It is as though clumping of psychology and physiology has become such a religious cosmological identity thatpeople just blindly move along a line of conclusions which merely verifies and confirms that their Nightwatch discovers facts.

The philosophical responsibility is what to do. For the psychological and emotional reactivity that ensues whenever a deeply held an axiomatic truth is confronted, more often prevents change were change is needed. And this is because the emotional activity which informs and it’s connected to subjective empirical truths, as a defense yield and violence appropriate to maintaining that ideological constant, despite what might be true.

To be responsible, then, is to realize that mental health is found through strategies of confronting this bias, rather than pure philosophical argumentation. For, the argumentation more often yields antagonisms which confirm the ideological bias then it does actual progress for human benefit. 

The Conventional Limit

–from “Re-visioning psychology” by James Hillman.
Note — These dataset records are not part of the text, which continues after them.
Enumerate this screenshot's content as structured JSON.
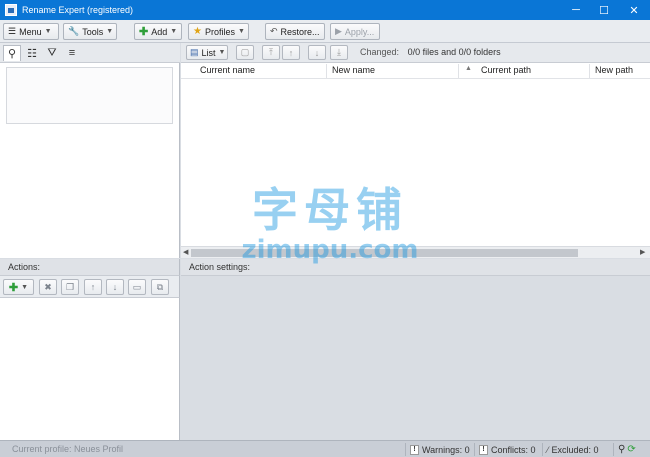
{
  "window": {
    "title": "Rename Expert (registered)",
    "minimize": "─",
    "maximize": "☐",
    "close": "✕"
  },
  "toolbar": {
    "menu": "Menu",
    "tools": "Tools",
    "add": "Add",
    "profiles": "Profiles",
    "restore": "Restore...",
    "apply": "Apply..."
  },
  "files": {
    "view_mode": "List",
    "changed_label": "Changed:",
    "changed_value": "0/0 files and 0/0 folders",
    "columns": [
      "Current name",
      "New name",
      "Current path",
      "New path"
    ]
  },
  "actions": {
    "header": "Actions:"
  },
  "settings": {
    "header": "Action settings:"
  },
  "status": {
    "profile": "Current profile: Neues Profil",
    "warnings": "Warnings: 0",
    "conflicts": "Conflicts: 0",
    "excluded": "Excluded: 0"
  },
  "watermark": {
    "chinese": "字母铺",
    "latin": "zimupu.com"
  },
  "colors": {
    "titlebar": "#0a76d6",
    "accent_green": "#2f9e3a",
    "watermark": "#1a96e1"
  }
}
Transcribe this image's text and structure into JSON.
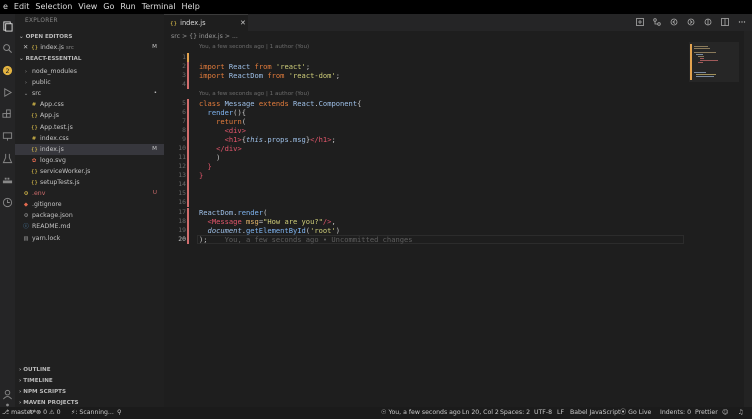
{
  "menu": [
    "e",
    "Edit",
    "Selection",
    "View",
    "Go",
    "Run",
    "Terminal",
    "Help"
  ],
  "sidebar": {
    "title": "EXPLORER",
    "open_editors": "OPEN EDITORS",
    "open_file": {
      "name": "index.js",
      "folder": "src",
      "badge": "M"
    },
    "project": "REACT-ESSENTIAL",
    "tree": [
      {
        "name": "node_modules",
        "kind": "folder-closed",
        "indent": 1
      },
      {
        "name": "public",
        "kind": "folder-closed",
        "indent": 1
      },
      {
        "name": "src",
        "kind": "folder-open",
        "indent": 1,
        "badge": "•"
      },
      {
        "name": "App.css",
        "kind": "css",
        "indent": 2
      },
      {
        "name": "App.js",
        "kind": "js",
        "indent": 2
      },
      {
        "name": "App.test.js",
        "kind": "js",
        "indent": 2
      },
      {
        "name": "index.css",
        "kind": "css",
        "indent": 2
      },
      {
        "name": "index.js",
        "kind": "js",
        "indent": 2,
        "badge": "M",
        "selected": true
      },
      {
        "name": "logo.svg",
        "kind": "svg",
        "indent": 2
      },
      {
        "name": "serviceWorker.js",
        "kind": "js",
        "indent": 2
      },
      {
        "name": "setupTests.js",
        "kind": "js",
        "indent": 2
      },
      {
        "name": ".env",
        "kind": "env",
        "indent": 1,
        "badge": "U"
      },
      {
        "name": ".gitignore",
        "kind": "git",
        "indent": 1
      },
      {
        "name": "package.json",
        "kind": "json",
        "indent": 1
      },
      {
        "name": "README.md",
        "kind": "md",
        "indent": 1
      },
      {
        "name": "yarn.lock",
        "kind": "lock",
        "indent": 1
      }
    ],
    "panels": [
      "OUTLINE",
      "TIMELINE",
      "NPM SCRIPTS",
      "MAVEN PROJECTS"
    ]
  },
  "editor": {
    "tab": {
      "icon": "{}",
      "label": "index.js"
    },
    "breadcrumb": "src > {} index.js > ...",
    "blame_top": "You, a few seconds ago | 1 author (You)",
    "blame_class": "You, a few seconds ago | 1 author (You)",
    "inline_blame": "You, a few seconds ago • Uncommitted changes",
    "line_numbers": [
      "1",
      "2",
      "3",
      "4",
      "5",
      "6",
      "7",
      "8",
      "9",
      "10",
      "11",
      "12",
      "13",
      "14",
      "15",
      "16",
      "17",
      "18",
      "19",
      "20"
    ]
  },
  "statusbar": {
    "branch": "master*",
    "sync": "↻",
    "problems": "⊗ 0  ⚠ 0",
    "scanning": "⚡: Scanning...",
    "blame": "You, a few seconds ago",
    "position": "Ln 20, Col 2",
    "spaces": "Spaces: 2",
    "encoding": "UTF-8",
    "eol": "LF",
    "language": "Babel JavaScript",
    "golive": "Go Live",
    "indents": "Indents: 0",
    "formatter": "Prettier"
  },
  "colors": {
    "accent": "#e57d3c",
    "modified": "#e3a34f",
    "deleted": "#d16d6d"
  }
}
The modern idea of ownership permeates into every thing that we think. This preoccupation with one’s “owned” ideas manifests world as some thing to be or to have as owned. Hence we have the eternal problem for the modern individual which shows up in one instance as rational subjective opinion in a world of argued relative opinions, and in another instance as mental illness. We might even begin to discern what mental health is by understanding how it seeks to commandeer the problematic modern individual which is — by the plain evidence of all the problem it vomits everywhere by simply being itself — ideologically and institutionally mentally ill, by placing it in a “positive spin”. For I think the most salient and pertinent issue of philosophy and not only psychology is: What exactly is mental health?

We tend to ignore this question as well as ignore the absurdity involved in the object of mental health by trying to reduce it to some physical state of brain or some organizational state of some “pure” mind, by trying to bring about various conceptual apparatuses, or simply talking about “ways” or practices that we can do to thus be mentally healthy by the doing of them. But none of these ever really tells us what mental health is except maybe a sort of stillborn fetus of modern science to poke and prod at.

And the people who are really suffering are the ones who mostly get to remain in a state of suffering overall.

Why do we continue to remain so myopic towards a problem which doesn’t seem to be responding very well to these narrow idealistic methods? 

But this is not really to make any sort of criticism against processes, interventions, and other efforts to help; for sure, we have to try.

 Here, we are taking on the interface or relationship between psychology, activity, and philosophy. 

The most pertinent philosophical discussion of modernity in this regard was made by Gilles Deleuze and Felix Guattari in their book “capitalism in schizophrenia”, but indeed their work is saturated with the attempt to come into a plural solution to the problem of the singular self. 

The issue, though, that we find permeating philosophy, or what I call conventional philosophy, can be viewed through the adjective pronoun “we”; for, what those philosophers pronounce in their philosophical works, in their psychoanalysis in one sense, is exactly “not” we, but indeed that group of people which is only able to understand humanity as a generalized and common, modern, “we”: Meaning, not the We that arises as world to form the contours of self, but indeed the modern We which is the presumed isolated self within a world of individual isolated selves “out there”, huddling in cold groups, and indeed only of beings associated with the category that we call human. The We doesn’t think of the We which involves rock formations, buildings and quarks. Anything that lives outside of this, what I call, religious and theological designation, we label and denote as ethically inferior and or in need of correction due to its epistemologically implicit error of cognition.

We might then ponder what indeed the idea of correction is manifesting around in this regard. What is this idealistic calcification attempting to protect?


I’ll stop there.